------ The input

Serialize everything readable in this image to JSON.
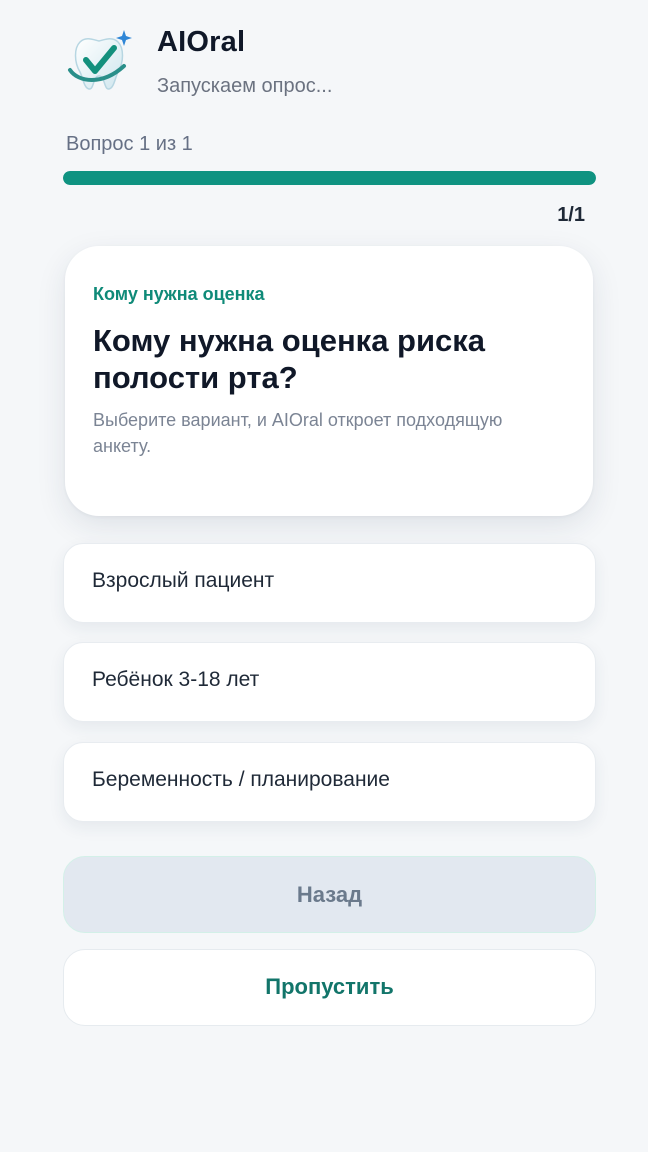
{
  "header": {
    "logo_icon": "tooth-check-icon",
    "title": "AIOral",
    "subtitle": "Запускаем опрос..."
  },
  "progress": {
    "label": "Вопрос 1 из 1",
    "count": "1/1",
    "fraction": 1.0,
    "color": "#0f9381"
  },
  "question": {
    "category": "Кому нужна оценка",
    "title": "Кому нужна оценка риска полости рта?",
    "hint": "Выберите вариант, и AIOral откроет подходящую анкету."
  },
  "options": [
    {
      "label": "Взрослый пациент"
    },
    {
      "label": "Ребёнок 3-18 лет"
    },
    {
      "label": "Беременность / планирование"
    }
  ],
  "buttons": {
    "back_label": "Назад",
    "skip_label": "Пропустить"
  },
  "colors": {
    "accent": "#0f9381",
    "category_text": "#0f8a78",
    "skip_text": "#12756a",
    "back_bg": "#e2e8f0"
  }
}
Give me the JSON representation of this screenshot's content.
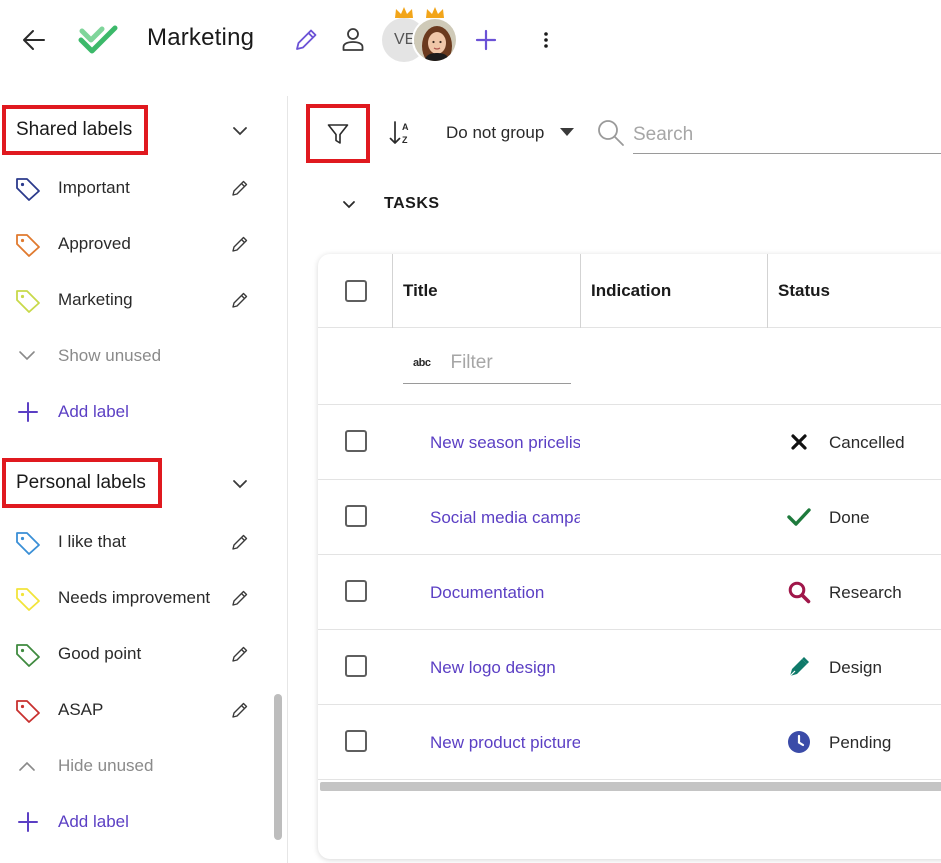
{
  "header": {
    "title": "Marketing",
    "avatar_initials": "VE"
  },
  "sidebar": {
    "shared": {
      "title": "Shared labels",
      "items": [
        {
          "label": "Important",
          "color": "#2b3a8c"
        },
        {
          "label": "Approved",
          "color": "#e07a2f"
        },
        {
          "label": "Marketing",
          "color": "#c8d94a"
        }
      ],
      "toggle_label": "Show unused",
      "add_label": "Add label"
    },
    "personal": {
      "title": "Personal labels",
      "items": [
        {
          "label": "I like that",
          "color": "#3a8fd6"
        },
        {
          "label": "Needs improvement",
          "color": "#f2e43a"
        },
        {
          "label": "Good point",
          "color": "#3f8a3f"
        },
        {
          "label": "ASAP",
          "color": "#c8312f"
        }
      ],
      "toggle_label": "Hide unused",
      "add_label": "Add label"
    }
  },
  "toolbar": {
    "group_value": "Do not group",
    "search_placeholder": "Search"
  },
  "tasks": {
    "section_title": "TASKS",
    "columns": [
      "Title",
      "Indication",
      "Status"
    ],
    "filter_placeholder": "Filter",
    "filter_type_icon": "abc",
    "rows": [
      {
        "title": "New season pricelist",
        "status": "Cancelled",
        "status_icon": "x-icon",
        "status_color": "#111111"
      },
      {
        "title": "Social media campaign",
        "status": "Done",
        "status_icon": "check-icon",
        "status_color": "#1e7a3c"
      },
      {
        "title": "Documentation",
        "status": "Research",
        "status_icon": "magnifier-icon",
        "status_color": "#a0174a"
      },
      {
        "title": "New logo design",
        "status": "Design",
        "status_icon": "pen-nib-icon",
        "status_color": "#0f7a6a"
      },
      {
        "title": "New product pictures",
        "status": "Pending",
        "status_icon": "clock-icon",
        "status_color": "#3b4ba8"
      }
    ]
  },
  "colors": {
    "accent": "#5b3fc4",
    "highlight_box": "#e0191f",
    "check_logo": "#3cb96a"
  }
}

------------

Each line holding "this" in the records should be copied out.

Serialize everything readable in this image to JSON.
Give me the JSON representation of this screenshot's content.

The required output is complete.